Mind you, it's not exactly like Che (a doctrinaire Marxist/Leninist who sent thousands of "counter-revolutionaries" to the firing squad and established the apparatus of state repression in Cuba, and not the mellow left-libertarian dude many people could imagine sharing a joint with) would be spinning in his CIA-dug grave at the injustice of this lawsuit. (via MeFi)
Veteran Communist dictator turned anti-globalisation movement hero and World's First Punk Statesman, Fidel Castro hails the Internet as a weapon against communications monopolies, by which he probably means the evil Yanqui capitalist propaganda engines. Given that this is coming from a despot who keeps a draconian grip on all means of communication and organisation in his prison-state (even the Cuban Government's overseas propaganda publications are banned at home, because ordinary Cubans are forbidden from knowing the details the government's propagandists have to put in to give them credibility to McWorlders), I must say this rings a little hollow. Though he probably said it for the benefit of the Nu Marxists in the protest movement. (via TechDirt)
(Btw, is there anybody like Salam Pax in Havana, somehow managing to keep a blog and avoid the attentions of the secret police? (I mean anyone who isn't a transparent propaganda ploy by one side or the other?))
In Cuba, where the government aims to control every aspect of the flow of information, one needs special permission to borrow most books from libraries. As such, speakeasy libraries are the latest form of dissent, and seen as the latest threat to socialism:
"I can't just walk into a public library and ask for books on Afro-Cuban religion," said Luis Antonio Bonito Lara, a retired engineer and avid reader. "I can't even ask for copies of Granma from two years ago without special permission. It's enormously frustrating."
(Remember, this is the Another World that the people protesting outside the Nike store will tell you Is Possible.) (via Reenhead)
The Axis of Evil grows: Cuba, Libya and Syria are now officially Evil, according to our leaders.
Conspiracy theory of the day: Russia's Pravda reckons that Fidel Castro was really pissed off about the WTC bombing -- because now he won't be the first to strike at America, Or was he?
in 1983, Castro ordered Cuban MiG 23 pilots to program their computers to attack targets in Florida. Among the selected targets was the Turkey Point nuclear plant, which Castro said had the potential of producing a nuclear disaster larger than Chernobyl. According to Gen. del Pino, Castro's words were: "I don't have nuclear bombs, but I can produce a nuclear explosion." The plan included the possibility of suicide attacks, crashing Cuban planes against American nuclear plants and targets in Washington D.C.

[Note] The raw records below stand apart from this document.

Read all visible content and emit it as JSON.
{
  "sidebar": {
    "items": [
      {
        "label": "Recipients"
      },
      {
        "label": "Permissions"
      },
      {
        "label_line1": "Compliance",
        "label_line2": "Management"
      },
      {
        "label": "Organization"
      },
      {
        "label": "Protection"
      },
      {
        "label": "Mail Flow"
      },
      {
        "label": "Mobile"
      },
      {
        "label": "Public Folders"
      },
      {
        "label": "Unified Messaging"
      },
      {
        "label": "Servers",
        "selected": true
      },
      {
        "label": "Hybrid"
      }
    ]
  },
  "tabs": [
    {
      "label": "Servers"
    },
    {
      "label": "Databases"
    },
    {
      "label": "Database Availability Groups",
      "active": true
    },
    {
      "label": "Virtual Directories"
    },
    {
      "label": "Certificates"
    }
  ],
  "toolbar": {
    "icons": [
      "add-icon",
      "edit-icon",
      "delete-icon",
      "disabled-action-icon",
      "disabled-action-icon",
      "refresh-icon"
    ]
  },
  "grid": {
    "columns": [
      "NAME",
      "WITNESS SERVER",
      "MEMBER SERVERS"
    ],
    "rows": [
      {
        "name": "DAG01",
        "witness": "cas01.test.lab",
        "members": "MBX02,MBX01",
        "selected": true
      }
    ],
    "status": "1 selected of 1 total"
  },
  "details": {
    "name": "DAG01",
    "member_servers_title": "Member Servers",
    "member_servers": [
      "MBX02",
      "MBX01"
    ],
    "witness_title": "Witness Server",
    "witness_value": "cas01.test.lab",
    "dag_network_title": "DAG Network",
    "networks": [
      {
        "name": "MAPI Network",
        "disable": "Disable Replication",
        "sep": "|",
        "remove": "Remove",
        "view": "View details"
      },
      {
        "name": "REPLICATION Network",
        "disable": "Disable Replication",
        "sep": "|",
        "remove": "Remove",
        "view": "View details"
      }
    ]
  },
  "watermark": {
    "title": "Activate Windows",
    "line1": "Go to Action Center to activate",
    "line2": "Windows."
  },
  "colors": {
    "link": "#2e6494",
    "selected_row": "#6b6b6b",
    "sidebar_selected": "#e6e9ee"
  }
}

Undoubtedly, the suicide bombers were familiar with the structure of the buildings, and knew exactly where to crash their planes to cause maximum structural damage. Short of a computer simulation model, only a close inspection of the WTC towers, or to a building with similar characteristics, would have allowed them to discover the weak points in the building's structure. Did Fidel Castro bring with him some of his highly trained army demolition engineers to study the structure of the Petronas towers?
Though, given that the author compares Castro to Hitler, I suspect that he may have a slight chip on his shoulder.
In London, radical leftists picket film criticising Cuba. Opponents say that Before Night Falls, which deals with the persecution of a gay poet in Cuba, is "playing into the hands of the CIA". Wonder whether, when it reaches Australia, the S11/M1 people will be blockading the cinemas in a "Carnival against Disinformation".